▶ **What the exercise asks**
What you return must match the records below character for character, except that no picture appears.
== Excerpted records
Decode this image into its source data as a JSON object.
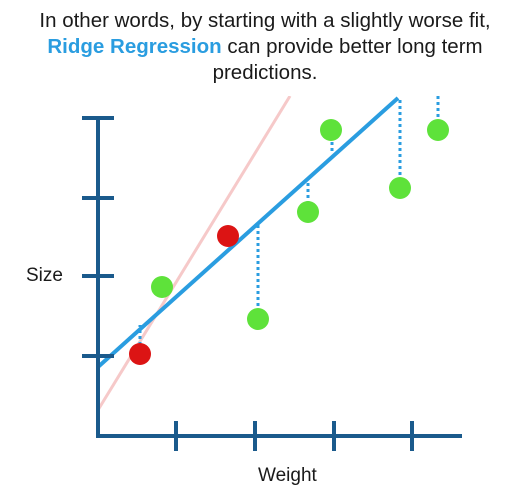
{
  "caption": {
    "line1": "In other words, by starting with a slightly worse fit,",
    "highlight": "Ridge Regression",
    "line2_rest": " can provide better long term",
    "line3": "predictions."
  },
  "axes": {
    "x_label": "Weight",
    "y_label": "Size"
  },
  "colors": {
    "axis": "#1a5a8c",
    "ridge_line": "#2a9de0",
    "ols_line": "#f6c9c9",
    "residual": "#2a9de0",
    "test_point": "#5ee23a",
    "train_point": "#dc1414",
    "highlight_text": "#2a9de0"
  },
  "legend_free_marks": {
    "lines": [
      "ridge-regression-line",
      "least-squares-line"
    ],
    "point_types": [
      "training-point",
      "testing-point"
    ]
  }
}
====
▶ **Task result**
Decode this image into its source data as a JSON object.
{
  "caption": {
    "line1": "In other words, by starting with a slightly worse fit,",
    "highlight": "Ridge Regression",
    "line2_rest": " can provide better long term",
    "line3": "predictions."
  },
  "axes": {
    "x_label": "Weight",
    "y_label": "Size"
  },
  "colors": {
    "axis": "#1a5a8c",
    "ridge_line": "#2a9de0",
    "ols_line": "#f6c9c9",
    "residual": "#2a9de0",
    "test_point": "#5ee23a",
    "train_point": "#dc1414",
    "highlight_text": "#2a9de0"
  },
  "legend_free_marks": {
    "lines": [
      "ridge-regression-line",
      "least-squares-line"
    ],
    "point_types": [
      "training-point",
      "testing-point"
    ]
  }
}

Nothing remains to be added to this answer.